Driving into new talent, Loic Magneron’s Paris-based Wide Management has swooped on world sales rights to Dominik Locher’s “Goliath,” the only majority-Swiss film in main competition at this year’s Locarno, Switzerland’s biggest film festival.
Deal excludes Switzerland and is non-exclusive for Germany.
World premiering at Locarno, where Wide, a fixture at the Swiss Festival, will introduce the title to buyers, “Goliath” turns on David (Sven Schelker), a twentysomething who breaks out in panic when girlfriend Jessy (Jasna Fritzi Bauer) tells him that she’s pregnant.
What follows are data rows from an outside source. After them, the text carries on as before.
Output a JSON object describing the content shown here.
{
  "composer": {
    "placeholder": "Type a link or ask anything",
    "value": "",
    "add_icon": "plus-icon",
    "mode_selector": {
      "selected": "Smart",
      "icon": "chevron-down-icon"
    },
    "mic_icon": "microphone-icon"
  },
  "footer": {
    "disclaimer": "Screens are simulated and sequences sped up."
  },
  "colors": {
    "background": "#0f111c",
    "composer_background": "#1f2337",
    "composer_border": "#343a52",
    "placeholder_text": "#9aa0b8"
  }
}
When both are assaulted in a city train and David fails to protect Jessy, his fears of inadequacy as a man take hold, according to the film’s synopsis. Frantic, David inject steroids, work out at the gym, builds his body, self confidence but soon tendency to violence. For Jessy and the unborn child, he becomes a threat.
“After a physical shakedown my insecure protagonist struggles to find the balance between visceral and emotional strength,” Locher told Variety.
“It is also a reference to the growing influence of macho figures like Putin, Duterte or Trump on young men,” he added.
Co-written by Locher, who took a B.A. in theater at the Zurich University of Arts (ZHdK) and a M.A. in film directing at Los Angeles’ American Film Institute, “Goliath” is lead-produced by Dario Schoch and Rajko Jazbec, partners at Zurich-based CognitoFilms, and co-produced by ZHdK and Schweizer Radio und Fernsehen, Switzerland’s national TV network.
“Goliath” marks Locher’s follow-up to debut “Tempo Girl: The Story of a Generation.” As in other high-profile Swiss films from younger filmmakers – think 2015’s “Wonderland” or indeed Locher’s feature debut, “Tempo Girl – The Story of a Generation,” where a wannabe novelist sets out to discover “authentic” experience and finds an authentic Switzerland in a benighted Swiss valley – “Goliath” questions received international wisdom about Switzerland..
“Young Swiss filmmakers are questioning Swiss identity,” said producer Schoch.
In a country renown abroad for its pacifism and high living standards and democracy, rather like Nordic Noir, “Goliath” lifts the lid on a far darker, more shaded vision of humanity.
“Films like ‘Chrieg’ or ‘Goliath’ focus on characters and self-critical, honest storytelling, never ending the struggle between good and bad within ourselves,” Locher said about his Swiss filmmaker generation’s hallmarks. “Also, we no longer try to please everybody. Instead, we try to develop a strong artistic vision,” he added.
“For more than 10 years now, Wide has been engaged in the promotion of first and second-time film directors, reflecting contemporary society and young adults’ problems,” said Magneron at Wide, which also sold “Wonderland,” calling “Goliath” “a really promising film from a young European director.”
Praising its cinematography and artistic direction, he said it offered multiple marketing possibilities for distributors.
“We have been also hooked by its totally universal themes and issues that will certainly talk to all couples and young parents around the world,” he concluded.
The Swiss “look more to ourselves than across the borders and we’ve started to realize that this is at the core of a lot of problems,” said Schoch. Swiss cinema must reach out across borders in Europe, he added.
Co-starring German shooting star Bauer, star of Constantin’s Sundance hit “Axolotl Overkill,” and German actor José Barros, “Goliath” is one step is that direction. Another is German Kerstin Polte’s upcoming “Cloud Whispers,” produced by Germany’s Augenschein Filmproduktion but co-produced by CognitoFilms.
Schoch commented: “If you look at families we are such a mix and with every generation we mix even more. It’s time to make pan-European films, international film for international audiences.”